More college and university students get free tuition and the Ontario Student Assistance Program is more generous for middle-income families
A postsecondary education is one of the best pathways to a rewarding career. But many students and their families struggle with the cost of a college or university education.
In 2014, you elected us to build Ontario up. That’s why the Ontario Liberal government undertook the most ambitious reform of student financial aid in North America, making tuition free for hundreds of thousands of Ontario students. In 2017-18, more than 235,000 students received free tuition, including thousands of Indigenous students, mature students and sole-support parents.
But we need to do more. Ontario Liberals believe that going to college or university should be based on the ability and desire to learn, and not the ability to pay.
That’s why the Ontario Liberals are removing financial barriers to postsecondary education and ensuring a career-relevant and high-quality experience for every student, creating opportunity for learners across Ontario no matter their age, background or current circumstances. Our plan will:

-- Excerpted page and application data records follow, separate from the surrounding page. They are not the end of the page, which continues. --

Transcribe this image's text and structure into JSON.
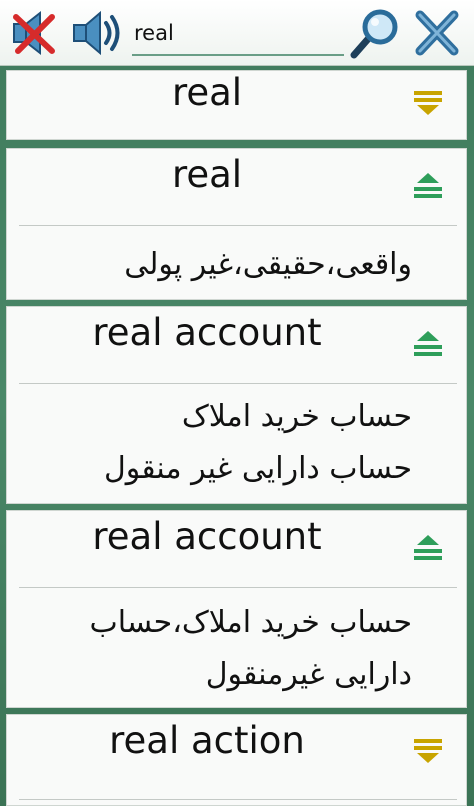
{
  "search": {
    "value": "real"
  },
  "entries": [
    {
      "term": "real",
      "expanded": false
    },
    {
      "term": "real",
      "meaning": "واقعی،حقیقی،غیر پولی",
      "expanded": true
    },
    {
      "term": "real account",
      "meaning": "حساب خرید املاک\nحساب دارایی غیر منقول",
      "expanded": true
    },
    {
      "term": "real account",
      "meaning": "حساب خرید املاک،حساب\nدارایی غیرمنقول",
      "expanded": true
    },
    {
      "term": "real action",
      "expanded": false
    }
  ],
  "colors": {
    "collapsed_arrow": "#c8a400",
    "expanded_arrow": "#2e9e5a",
    "close_x": "#2f6f9e",
    "mute_x": "#d62b2b"
  }
}
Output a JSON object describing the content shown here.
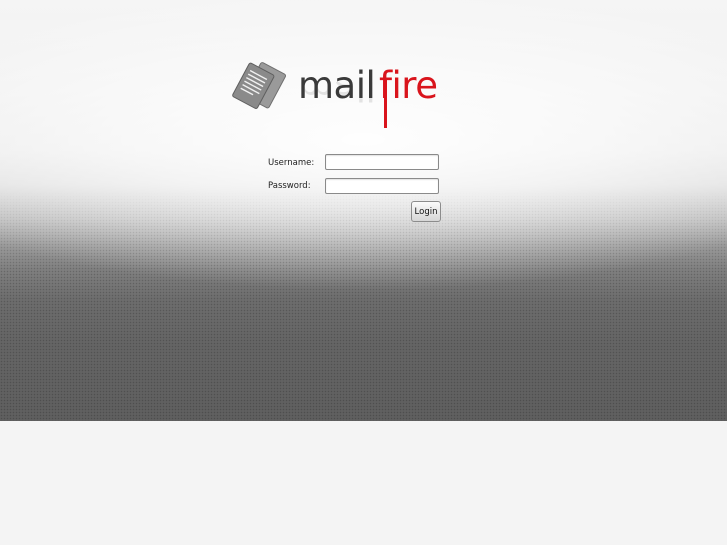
{
  "logo": {
    "word_mail": "mail",
    "word_fire": "fire",
    "icon": "documents-icon",
    "colors": {
      "mail": "#3a3a3a",
      "fire": "#d9141c"
    }
  },
  "form": {
    "username_label": "Username:",
    "username_value": "",
    "password_label": "Password:",
    "password_value": "",
    "login_label": "Login"
  }
}
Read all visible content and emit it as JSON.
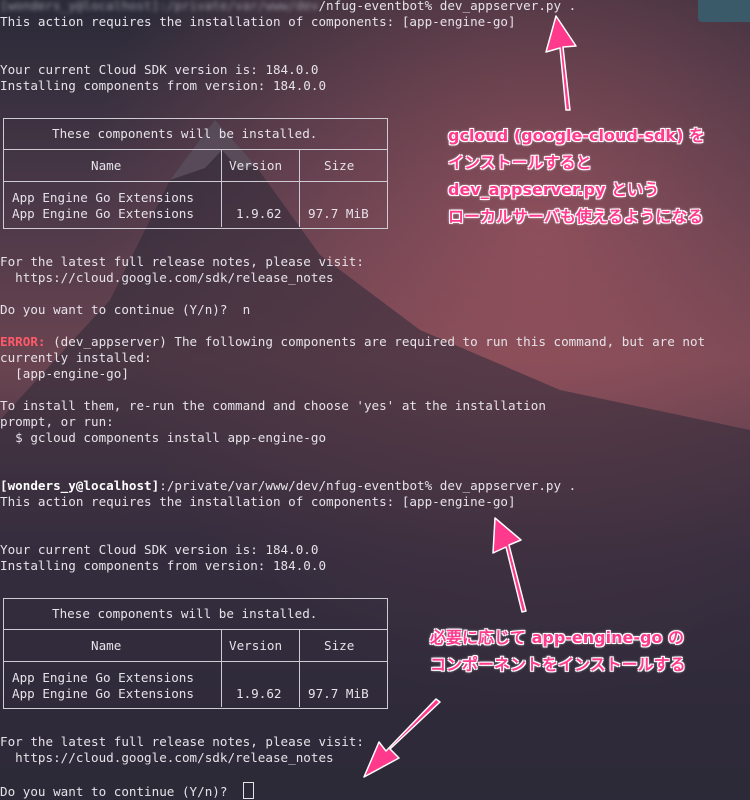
{
  "terminal": {
    "blurred_path_prefix": "[wonders_y@localhost]:/private/var/www/dev",
    "line_cmd_tail": "/nfug-eventbot% dev_appserver.py .",
    "requires": "This action requires the installation of components: [app-engine-go]",
    "sdk_version": "Your current Cloud SDK version is: 184.0.0",
    "installing_from": "Installing components from version: 184.0.0",
    "release_notes_1": "For the latest full release notes, please visit:",
    "release_notes_url": "  https://cloud.google.com/sdk/release_notes",
    "continue_prompt_answered": "Do you want to continue (Y/n)?  n",
    "error_label": "ERROR:",
    "error_msg": " (dev_appserver) The following components are required to run this command, but are not",
    "error_msg_2": "currently installed:",
    "error_component": "  [app-engine-go]",
    "install_hint_1": "To install them, re-run the command and choose 'yes' at the installation",
    "install_hint_2": "prompt, or run:",
    "install_hint_3": "  $ gcloud components install app-engine-go",
    "prompt_user": "[wonders_y@localhost]",
    "prompt_path_cmd": ":/private/var/www/dev/nfug-eventbot% dev_appserver.py .",
    "continue_prompt_open": "Do you want to continue (Y/n)?  "
  },
  "table": {
    "title": "These components will be installed.",
    "col_name": "Name",
    "col_version": "Version",
    "col_size": "Size",
    "row_1_name": "App Engine Go Extensions",
    "row_2_name": "App Engine Go Extensions",
    "row_2_version": "1.9.62",
    "row_2_size": "97.7 MiB"
  },
  "annotations": {
    "top_1": "gcloud (google-cloud-sdk) を",
    "top_2": "インストールすると",
    "top_3": "dev_appserver.py という",
    "top_4": "ローカルサーバも使えるようになる",
    "bottom_1": "必要に応じて app-engine-go の",
    "bottom_2": "コンポーネントをインストールする"
  },
  "colors": {
    "annotation": "#ff3a8c",
    "error": "#ff5a6a",
    "text": "#e6e2e8"
  },
  "icons": {
    "arrow": "pink-arrow"
  }
}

- Provide students from middle-income families with thousands of dollars more in aid from the Ontario Student Assistance Program by reducing the minimum parental contribution required

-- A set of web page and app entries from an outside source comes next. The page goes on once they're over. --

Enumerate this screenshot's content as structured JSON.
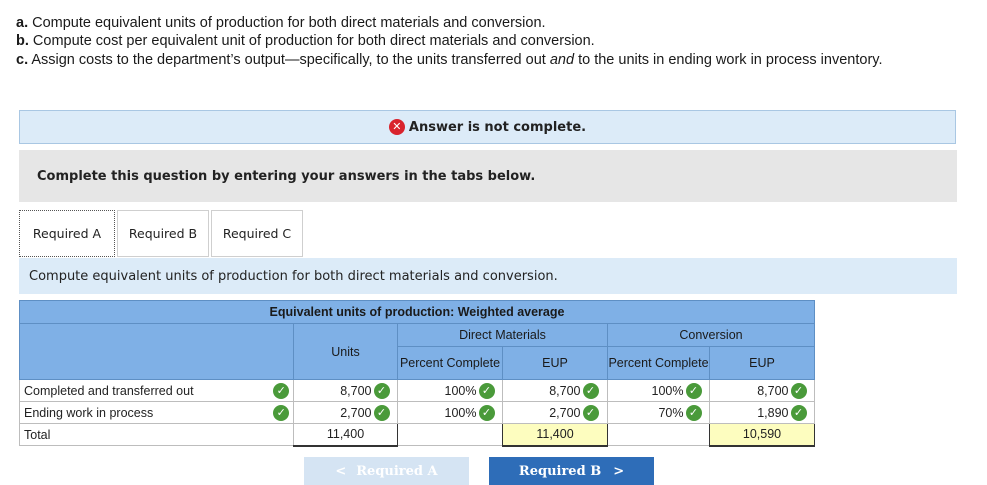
{
  "instructions": [
    {
      "marker": "a.",
      "text": "Compute equivalent units of production for both direct materials and conversion."
    },
    {
      "marker": "b.",
      "text": "Compute cost per equivalent unit of production for both direct materials and conversion."
    },
    {
      "marker": "c.",
      "text_before": "Assign costs to the department’s output—specifically, to the units transferred out ",
      "emph": "and",
      "text_after": " to the units in ending work in process inventory."
    }
  ],
  "status": {
    "icon": "x-icon",
    "text": "Answer is not complete.",
    "color": "#d9232d"
  },
  "prompt": "Complete this question by entering your answers in the tabs below.",
  "tabs": [
    {
      "label": "Required A",
      "active": true
    },
    {
      "label": "Required B",
      "active": false
    },
    {
      "label": "Required C",
      "active": false
    }
  ],
  "subtitle": "Compute equivalent units of production for both direct materials and conversion.",
  "table": {
    "title": "Equivalent units of production: Weighted average",
    "groups": {
      "dm": "Direct Materials",
      "conv": "Conversion"
    },
    "headers": {
      "units": "Units",
      "pct": "Percent Complete",
      "eup": "EUP"
    },
    "rows": [
      {
        "label": "Completed and transferred out",
        "units": "8,700",
        "dm_pct": "100%",
        "dm_eup": "8,700",
        "cv_pct": "100%",
        "cv_eup": "8,700"
      },
      {
        "label": "Ending work in process",
        "units": "2,700",
        "dm_pct": "100%",
        "dm_eup": "2,700",
        "cv_pct": "70%",
        "cv_eup": "1,890"
      }
    ],
    "total": {
      "label": "Total",
      "units": "11,400",
      "dm_eup": "11,400",
      "cv_eup": "10,590"
    }
  },
  "nav": {
    "prev": "Required A",
    "next": "Required B"
  },
  "colors": {
    "header_blue": "#7fb0e6",
    "check_green": "#4a9a3a",
    "highlight_yellow": "#fdfdbf",
    "next_button": "#2e6db8"
  }
}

- Invest $132 million over the next three years in innovative college and university programming that strengthens partnerships with employers and gives students more experiential learning opportunities
- Using the expertise of our new Chief Scientist, develop a plan to increase the number of graduates in science, technology, engineering and math by 25 per cent and ensure they represent the diversity of our province
- Invest in hands-on learning opportunities for more than 98,000 students
- Create new postsecondary campuses in Markham, Brampton and Milton
- Invest $500 million, starting in 2020-21, to help renew college and university campuses
- Increase funding of the College Equipment and Renewal Fund over the next three years from $8 million annually to $20 million a year, to ensure college students have access to modern equipment and technologies